- [What is being asked]
For each line below that includes the string "screenshot", show the whole line.

(Data section Opens)

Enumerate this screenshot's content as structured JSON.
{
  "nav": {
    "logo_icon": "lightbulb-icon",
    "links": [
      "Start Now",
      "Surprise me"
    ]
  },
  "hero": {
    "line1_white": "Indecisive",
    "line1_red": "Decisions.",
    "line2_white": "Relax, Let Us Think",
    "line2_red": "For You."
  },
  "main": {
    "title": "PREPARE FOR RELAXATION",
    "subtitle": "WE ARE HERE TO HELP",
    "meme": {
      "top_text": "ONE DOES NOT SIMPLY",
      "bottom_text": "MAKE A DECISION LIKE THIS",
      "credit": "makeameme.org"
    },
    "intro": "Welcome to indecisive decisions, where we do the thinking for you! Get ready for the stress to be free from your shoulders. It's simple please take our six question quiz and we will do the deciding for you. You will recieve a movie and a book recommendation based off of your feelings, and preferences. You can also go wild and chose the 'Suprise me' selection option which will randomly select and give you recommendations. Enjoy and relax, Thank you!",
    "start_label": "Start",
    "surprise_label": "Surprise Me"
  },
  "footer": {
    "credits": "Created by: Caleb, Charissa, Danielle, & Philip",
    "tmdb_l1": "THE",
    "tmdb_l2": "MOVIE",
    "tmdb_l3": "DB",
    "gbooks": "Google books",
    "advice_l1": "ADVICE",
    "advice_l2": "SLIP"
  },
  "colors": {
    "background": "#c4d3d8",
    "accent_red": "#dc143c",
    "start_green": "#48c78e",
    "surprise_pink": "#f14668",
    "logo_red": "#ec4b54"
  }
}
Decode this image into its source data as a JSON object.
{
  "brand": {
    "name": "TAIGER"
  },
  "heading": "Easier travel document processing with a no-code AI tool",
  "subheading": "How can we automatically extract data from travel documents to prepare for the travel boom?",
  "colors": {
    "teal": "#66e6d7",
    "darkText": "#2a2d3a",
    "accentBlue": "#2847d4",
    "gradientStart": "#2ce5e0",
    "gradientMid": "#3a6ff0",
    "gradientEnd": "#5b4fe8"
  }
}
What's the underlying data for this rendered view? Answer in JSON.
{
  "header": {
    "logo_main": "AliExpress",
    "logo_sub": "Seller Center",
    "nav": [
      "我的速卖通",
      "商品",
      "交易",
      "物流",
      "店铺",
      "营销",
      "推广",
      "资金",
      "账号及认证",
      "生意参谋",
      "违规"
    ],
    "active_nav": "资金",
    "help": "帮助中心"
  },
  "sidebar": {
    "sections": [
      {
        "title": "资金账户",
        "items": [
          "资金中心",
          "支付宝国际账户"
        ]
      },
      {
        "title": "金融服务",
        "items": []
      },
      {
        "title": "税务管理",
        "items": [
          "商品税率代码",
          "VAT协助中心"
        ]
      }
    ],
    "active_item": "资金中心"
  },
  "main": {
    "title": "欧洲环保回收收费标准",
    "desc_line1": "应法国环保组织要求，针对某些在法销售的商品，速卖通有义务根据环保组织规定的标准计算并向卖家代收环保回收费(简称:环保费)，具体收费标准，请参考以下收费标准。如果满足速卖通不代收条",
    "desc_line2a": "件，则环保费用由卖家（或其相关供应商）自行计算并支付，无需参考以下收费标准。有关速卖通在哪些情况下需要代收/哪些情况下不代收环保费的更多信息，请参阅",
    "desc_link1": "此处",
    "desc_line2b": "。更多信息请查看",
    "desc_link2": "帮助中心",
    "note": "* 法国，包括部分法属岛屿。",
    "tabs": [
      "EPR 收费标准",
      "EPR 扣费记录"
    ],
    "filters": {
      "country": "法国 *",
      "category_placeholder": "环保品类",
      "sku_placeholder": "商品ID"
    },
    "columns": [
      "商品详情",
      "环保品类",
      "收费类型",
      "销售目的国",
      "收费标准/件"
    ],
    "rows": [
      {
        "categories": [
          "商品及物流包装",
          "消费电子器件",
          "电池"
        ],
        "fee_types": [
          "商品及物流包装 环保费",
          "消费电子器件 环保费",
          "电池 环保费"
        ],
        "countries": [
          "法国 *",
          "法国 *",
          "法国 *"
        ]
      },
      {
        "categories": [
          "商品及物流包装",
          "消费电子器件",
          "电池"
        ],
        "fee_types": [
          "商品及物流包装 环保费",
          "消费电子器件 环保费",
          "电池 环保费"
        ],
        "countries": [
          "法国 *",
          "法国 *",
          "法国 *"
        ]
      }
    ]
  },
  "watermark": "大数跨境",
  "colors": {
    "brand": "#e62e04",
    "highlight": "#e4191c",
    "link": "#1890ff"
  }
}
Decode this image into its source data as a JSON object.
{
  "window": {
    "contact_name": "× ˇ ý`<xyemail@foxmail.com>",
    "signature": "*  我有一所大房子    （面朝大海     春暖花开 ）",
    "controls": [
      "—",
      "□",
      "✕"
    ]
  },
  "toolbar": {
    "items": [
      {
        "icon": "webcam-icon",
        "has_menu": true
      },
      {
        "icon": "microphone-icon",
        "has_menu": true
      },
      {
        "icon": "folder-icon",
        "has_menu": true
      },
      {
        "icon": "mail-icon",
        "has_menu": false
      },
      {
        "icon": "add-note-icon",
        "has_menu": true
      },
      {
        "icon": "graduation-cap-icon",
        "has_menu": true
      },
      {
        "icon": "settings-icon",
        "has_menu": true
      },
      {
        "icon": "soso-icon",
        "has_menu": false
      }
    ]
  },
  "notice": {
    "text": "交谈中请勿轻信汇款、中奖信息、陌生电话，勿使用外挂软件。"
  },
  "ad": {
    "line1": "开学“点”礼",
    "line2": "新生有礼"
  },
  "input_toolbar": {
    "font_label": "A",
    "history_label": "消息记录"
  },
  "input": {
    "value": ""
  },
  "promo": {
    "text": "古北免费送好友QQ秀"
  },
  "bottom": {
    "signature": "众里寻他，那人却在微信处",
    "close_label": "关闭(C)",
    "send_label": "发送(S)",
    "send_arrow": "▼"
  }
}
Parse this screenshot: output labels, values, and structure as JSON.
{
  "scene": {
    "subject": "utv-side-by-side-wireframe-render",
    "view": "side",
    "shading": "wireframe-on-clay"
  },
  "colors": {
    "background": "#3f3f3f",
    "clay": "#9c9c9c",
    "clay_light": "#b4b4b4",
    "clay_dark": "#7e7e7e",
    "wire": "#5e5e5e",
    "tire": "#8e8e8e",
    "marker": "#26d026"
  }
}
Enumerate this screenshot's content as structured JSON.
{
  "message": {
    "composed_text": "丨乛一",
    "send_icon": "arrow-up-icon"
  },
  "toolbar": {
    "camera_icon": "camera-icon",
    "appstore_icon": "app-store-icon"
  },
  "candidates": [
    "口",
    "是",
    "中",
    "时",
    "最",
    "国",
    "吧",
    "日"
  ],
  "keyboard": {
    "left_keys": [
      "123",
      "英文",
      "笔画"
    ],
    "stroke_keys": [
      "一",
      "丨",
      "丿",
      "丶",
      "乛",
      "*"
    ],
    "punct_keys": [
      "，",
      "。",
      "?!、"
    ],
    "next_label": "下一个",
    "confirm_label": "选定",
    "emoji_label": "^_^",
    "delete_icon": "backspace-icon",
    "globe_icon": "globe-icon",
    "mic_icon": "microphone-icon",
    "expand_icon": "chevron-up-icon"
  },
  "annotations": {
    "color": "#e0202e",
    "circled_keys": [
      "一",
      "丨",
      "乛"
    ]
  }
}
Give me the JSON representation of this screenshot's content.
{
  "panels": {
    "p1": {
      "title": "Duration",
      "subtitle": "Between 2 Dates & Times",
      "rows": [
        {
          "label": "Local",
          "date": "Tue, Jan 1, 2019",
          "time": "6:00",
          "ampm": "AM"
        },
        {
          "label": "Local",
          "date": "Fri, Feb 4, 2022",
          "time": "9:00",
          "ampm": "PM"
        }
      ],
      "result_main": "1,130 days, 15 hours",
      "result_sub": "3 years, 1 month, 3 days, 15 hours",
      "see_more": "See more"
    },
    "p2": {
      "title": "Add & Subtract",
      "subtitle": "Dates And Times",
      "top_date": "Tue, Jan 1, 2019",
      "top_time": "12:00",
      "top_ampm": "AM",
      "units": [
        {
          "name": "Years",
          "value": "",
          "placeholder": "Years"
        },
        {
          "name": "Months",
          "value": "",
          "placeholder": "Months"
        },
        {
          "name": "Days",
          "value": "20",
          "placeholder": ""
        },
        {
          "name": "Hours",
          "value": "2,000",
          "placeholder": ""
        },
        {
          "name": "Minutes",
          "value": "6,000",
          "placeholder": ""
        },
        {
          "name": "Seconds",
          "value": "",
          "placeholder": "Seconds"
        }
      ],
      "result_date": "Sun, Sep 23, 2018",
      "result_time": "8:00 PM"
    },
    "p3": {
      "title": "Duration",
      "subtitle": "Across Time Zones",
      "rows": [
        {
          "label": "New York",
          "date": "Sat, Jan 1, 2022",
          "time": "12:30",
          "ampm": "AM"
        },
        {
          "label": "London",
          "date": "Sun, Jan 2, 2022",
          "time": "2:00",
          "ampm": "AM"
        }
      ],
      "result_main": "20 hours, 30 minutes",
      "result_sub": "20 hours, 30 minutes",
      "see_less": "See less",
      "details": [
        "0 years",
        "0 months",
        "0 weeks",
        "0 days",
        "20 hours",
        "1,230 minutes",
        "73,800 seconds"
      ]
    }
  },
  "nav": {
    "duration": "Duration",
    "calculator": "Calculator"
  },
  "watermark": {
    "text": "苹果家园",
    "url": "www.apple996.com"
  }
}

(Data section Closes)

- [Output of the exercise]
Enumerate this screenshot's content as structured JSON.
Parse this screenshot: output labels, values, and structure as JSON.
Enumerate this screenshot's content as structured JSON.
Give me the JSON representation of this screenshot's content.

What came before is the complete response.